Assignment
Each line below should be set down again unchanged.

*** Opening Source material ***

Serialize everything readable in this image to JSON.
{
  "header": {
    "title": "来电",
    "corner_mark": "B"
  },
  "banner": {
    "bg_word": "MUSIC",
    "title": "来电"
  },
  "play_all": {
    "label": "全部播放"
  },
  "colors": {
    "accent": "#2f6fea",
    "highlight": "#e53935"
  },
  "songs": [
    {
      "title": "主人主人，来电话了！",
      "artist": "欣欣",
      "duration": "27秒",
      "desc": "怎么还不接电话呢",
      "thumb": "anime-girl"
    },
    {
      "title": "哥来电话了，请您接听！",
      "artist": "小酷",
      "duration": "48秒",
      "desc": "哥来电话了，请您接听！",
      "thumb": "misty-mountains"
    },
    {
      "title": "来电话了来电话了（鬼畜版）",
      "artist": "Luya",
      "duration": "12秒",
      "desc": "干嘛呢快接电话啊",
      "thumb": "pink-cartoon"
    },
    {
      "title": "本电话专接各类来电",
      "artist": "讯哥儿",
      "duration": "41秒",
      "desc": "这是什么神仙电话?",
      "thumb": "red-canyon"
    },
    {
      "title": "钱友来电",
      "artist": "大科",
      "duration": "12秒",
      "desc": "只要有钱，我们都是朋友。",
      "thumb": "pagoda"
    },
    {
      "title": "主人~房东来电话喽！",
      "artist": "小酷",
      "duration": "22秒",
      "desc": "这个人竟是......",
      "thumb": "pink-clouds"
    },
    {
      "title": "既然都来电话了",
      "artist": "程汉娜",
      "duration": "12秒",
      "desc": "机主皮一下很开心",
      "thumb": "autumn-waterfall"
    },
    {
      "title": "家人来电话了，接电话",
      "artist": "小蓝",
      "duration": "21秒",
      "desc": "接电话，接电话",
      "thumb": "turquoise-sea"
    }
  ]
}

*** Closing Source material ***

Response to the exercise
Serialize everything readable in this image to JSON.
{
  "header": {
    "title": "来电",
    "corner_mark": "B"
  },
  "banner": {
    "bg_word": "MUSIC",
    "title": "来电"
  },
  "play_all": {
    "label": "全部播放"
  },
  "colors": {
    "accent": "#2f6fea",
    "highlight": "#e53935"
  },
  "songs": [
    {
      "title": "主人主人，来电话了！",
      "artist": "欣欣",
      "duration": "27秒",
      "desc": "怎么还不接电话呢",
      "thumb": "anime-girl"
    },
    {
      "title": "哥来电话了，请您接听！",
      "artist": "小酷",
      "duration": "48秒",
      "desc": "哥来电话了，请您接听！",
      "thumb": "misty-mountains"
    },
    {
      "title": "来电话了来电话了（鬼畜版）",
      "artist": "Luya",
      "duration": "12秒",
      "desc": "干嘛呢快接电话啊",
      "thumb": "pink-cartoon"
    },
    {
      "title": "本电话专接各类来电",
      "artist": "讯哥儿",
      "duration": "41秒",
      "desc": "这是什么神仙电话?",
      "thumb": "red-canyon"
    },
    {
      "title": "钱友来电",
      "artist": "大科",
      "duration": "12秒",
      "desc": "只要有钱，我们都是朋友。",
      "thumb": "pagoda"
    },
    {
      "title": "主人~房东来电话喽！",
      "artist": "小酷",
      "duration": "22秒",
      "desc": "这个人竟是......",
      "thumb": "pink-clouds"
    },
    {
      "title": "既然都来电话了",
      "artist": "程汉娜",
      "duration": "12秒",
      "desc": "机主皮一下很开心",
      "thumb": "autumn-waterfall"
    },
    {
      "title": "家人来电话了，接电话",
      "artist": "小蓝",
      "duration": "21秒",
      "desc": "接电话，接电话",
      "thumb": "turquoise-sea"
    }
  ]
}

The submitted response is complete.